Required action :: Go through the lines below and copy each one that holds the string "ὑπάγω".

# # #

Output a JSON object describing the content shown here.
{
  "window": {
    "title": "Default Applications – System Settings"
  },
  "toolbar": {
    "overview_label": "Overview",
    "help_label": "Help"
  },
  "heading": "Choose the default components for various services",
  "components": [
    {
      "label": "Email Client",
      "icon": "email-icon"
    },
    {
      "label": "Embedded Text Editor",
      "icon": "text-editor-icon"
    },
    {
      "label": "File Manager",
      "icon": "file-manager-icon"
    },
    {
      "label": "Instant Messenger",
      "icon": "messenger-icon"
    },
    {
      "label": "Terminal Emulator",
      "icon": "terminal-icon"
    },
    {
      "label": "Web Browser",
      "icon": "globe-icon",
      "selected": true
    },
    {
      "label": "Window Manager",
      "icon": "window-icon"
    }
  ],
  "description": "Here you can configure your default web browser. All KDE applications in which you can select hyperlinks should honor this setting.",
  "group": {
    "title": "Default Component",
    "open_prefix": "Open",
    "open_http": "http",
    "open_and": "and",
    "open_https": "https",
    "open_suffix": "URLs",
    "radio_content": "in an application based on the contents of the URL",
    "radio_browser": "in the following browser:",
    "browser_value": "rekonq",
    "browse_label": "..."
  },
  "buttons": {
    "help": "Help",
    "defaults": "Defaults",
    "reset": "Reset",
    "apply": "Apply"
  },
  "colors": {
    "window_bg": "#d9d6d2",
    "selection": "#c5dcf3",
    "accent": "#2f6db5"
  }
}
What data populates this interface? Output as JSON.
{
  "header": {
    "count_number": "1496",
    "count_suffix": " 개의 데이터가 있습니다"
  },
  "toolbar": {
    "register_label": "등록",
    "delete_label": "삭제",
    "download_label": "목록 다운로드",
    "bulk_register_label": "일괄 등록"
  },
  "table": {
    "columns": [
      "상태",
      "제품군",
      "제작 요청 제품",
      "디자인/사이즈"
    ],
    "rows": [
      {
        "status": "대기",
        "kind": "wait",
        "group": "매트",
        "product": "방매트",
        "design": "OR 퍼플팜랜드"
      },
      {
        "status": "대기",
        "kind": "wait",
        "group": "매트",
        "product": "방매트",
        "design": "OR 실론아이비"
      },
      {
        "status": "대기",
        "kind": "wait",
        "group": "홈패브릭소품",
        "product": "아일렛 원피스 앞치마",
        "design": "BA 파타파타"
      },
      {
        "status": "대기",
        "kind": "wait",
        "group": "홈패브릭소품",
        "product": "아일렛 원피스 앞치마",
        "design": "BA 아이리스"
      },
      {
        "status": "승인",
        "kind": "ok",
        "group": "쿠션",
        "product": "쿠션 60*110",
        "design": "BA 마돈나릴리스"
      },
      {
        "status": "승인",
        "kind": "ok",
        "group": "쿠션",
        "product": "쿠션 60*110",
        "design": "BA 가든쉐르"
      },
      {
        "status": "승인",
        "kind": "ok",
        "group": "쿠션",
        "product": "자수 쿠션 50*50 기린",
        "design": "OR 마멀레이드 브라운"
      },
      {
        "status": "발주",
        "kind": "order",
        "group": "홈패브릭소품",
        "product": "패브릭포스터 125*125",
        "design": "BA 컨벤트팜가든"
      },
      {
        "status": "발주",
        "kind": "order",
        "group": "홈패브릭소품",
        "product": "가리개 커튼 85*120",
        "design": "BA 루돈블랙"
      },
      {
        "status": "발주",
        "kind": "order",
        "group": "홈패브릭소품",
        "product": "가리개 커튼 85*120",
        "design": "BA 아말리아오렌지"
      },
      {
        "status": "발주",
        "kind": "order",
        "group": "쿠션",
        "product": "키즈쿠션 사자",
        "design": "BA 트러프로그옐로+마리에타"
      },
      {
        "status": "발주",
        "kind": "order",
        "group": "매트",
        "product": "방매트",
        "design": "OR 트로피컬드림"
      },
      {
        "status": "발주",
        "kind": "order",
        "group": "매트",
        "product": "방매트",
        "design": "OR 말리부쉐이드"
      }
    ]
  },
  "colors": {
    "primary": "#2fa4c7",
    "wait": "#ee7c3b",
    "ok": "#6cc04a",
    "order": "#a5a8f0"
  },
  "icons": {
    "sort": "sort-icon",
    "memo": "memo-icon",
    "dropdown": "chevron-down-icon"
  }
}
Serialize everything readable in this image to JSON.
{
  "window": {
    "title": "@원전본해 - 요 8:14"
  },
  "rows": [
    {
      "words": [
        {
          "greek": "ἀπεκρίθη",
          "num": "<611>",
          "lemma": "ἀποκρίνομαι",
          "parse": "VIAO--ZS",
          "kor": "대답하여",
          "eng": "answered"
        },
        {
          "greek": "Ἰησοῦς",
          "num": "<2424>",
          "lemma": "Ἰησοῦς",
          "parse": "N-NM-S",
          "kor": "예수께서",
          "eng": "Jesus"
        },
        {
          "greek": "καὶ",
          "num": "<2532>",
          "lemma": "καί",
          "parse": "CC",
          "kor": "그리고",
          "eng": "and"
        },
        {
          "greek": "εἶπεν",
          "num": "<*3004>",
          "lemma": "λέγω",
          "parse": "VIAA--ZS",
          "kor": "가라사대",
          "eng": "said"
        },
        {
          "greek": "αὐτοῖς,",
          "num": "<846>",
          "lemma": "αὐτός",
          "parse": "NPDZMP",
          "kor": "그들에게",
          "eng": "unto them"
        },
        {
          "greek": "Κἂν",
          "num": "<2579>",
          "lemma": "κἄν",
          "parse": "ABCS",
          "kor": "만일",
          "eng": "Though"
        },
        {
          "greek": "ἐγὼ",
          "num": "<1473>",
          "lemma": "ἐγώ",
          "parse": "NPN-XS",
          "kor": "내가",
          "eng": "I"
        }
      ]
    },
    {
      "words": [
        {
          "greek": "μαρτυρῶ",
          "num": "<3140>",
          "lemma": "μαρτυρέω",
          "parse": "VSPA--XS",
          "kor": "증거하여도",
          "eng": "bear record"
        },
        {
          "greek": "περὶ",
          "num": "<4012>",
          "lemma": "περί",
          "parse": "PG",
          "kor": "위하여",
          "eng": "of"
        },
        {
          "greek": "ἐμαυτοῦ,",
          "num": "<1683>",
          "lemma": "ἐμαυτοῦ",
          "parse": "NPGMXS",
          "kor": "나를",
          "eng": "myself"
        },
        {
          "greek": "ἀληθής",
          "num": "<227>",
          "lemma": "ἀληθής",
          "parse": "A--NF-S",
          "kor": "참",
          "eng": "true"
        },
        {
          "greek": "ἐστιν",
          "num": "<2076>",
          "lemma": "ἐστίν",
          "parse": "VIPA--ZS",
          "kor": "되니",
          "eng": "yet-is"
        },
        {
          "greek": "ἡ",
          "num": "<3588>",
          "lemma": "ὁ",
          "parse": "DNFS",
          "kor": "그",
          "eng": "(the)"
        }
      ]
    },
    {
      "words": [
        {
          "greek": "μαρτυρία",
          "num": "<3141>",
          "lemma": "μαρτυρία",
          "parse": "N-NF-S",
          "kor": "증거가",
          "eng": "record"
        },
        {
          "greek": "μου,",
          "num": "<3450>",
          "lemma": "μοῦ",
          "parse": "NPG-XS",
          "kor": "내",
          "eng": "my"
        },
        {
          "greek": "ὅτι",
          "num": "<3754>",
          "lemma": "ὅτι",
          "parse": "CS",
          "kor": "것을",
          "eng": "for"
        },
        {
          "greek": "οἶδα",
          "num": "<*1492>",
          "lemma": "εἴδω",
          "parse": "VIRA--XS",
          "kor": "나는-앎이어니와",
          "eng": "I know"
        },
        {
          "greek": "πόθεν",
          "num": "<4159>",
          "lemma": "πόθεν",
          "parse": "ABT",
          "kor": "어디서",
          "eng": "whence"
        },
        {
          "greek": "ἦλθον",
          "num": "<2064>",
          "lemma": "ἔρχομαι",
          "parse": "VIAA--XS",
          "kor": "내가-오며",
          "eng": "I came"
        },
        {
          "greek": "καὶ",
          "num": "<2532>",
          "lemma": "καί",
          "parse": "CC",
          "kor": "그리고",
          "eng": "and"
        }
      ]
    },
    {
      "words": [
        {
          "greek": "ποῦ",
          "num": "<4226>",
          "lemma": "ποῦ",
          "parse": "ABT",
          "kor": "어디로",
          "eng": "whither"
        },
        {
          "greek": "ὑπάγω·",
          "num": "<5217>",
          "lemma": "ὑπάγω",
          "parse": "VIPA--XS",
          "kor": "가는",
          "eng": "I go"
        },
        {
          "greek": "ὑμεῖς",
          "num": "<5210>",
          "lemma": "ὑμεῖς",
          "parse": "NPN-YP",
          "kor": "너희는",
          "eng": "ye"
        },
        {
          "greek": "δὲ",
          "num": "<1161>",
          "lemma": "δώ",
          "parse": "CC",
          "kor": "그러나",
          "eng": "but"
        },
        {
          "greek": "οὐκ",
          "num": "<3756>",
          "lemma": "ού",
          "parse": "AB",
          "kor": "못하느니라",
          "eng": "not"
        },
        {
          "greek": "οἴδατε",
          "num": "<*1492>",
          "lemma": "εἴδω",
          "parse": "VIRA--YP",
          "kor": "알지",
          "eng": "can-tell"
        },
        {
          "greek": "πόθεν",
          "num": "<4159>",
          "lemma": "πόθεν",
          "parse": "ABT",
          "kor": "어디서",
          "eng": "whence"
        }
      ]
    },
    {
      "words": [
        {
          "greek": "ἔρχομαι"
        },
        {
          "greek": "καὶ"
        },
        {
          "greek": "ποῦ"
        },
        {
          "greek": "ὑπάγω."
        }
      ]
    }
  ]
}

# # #

Answer area ::
          "greek": "ὑπάγω·",
          "lemma": "ὑπάγω",
          "greek": "ὑπάγω."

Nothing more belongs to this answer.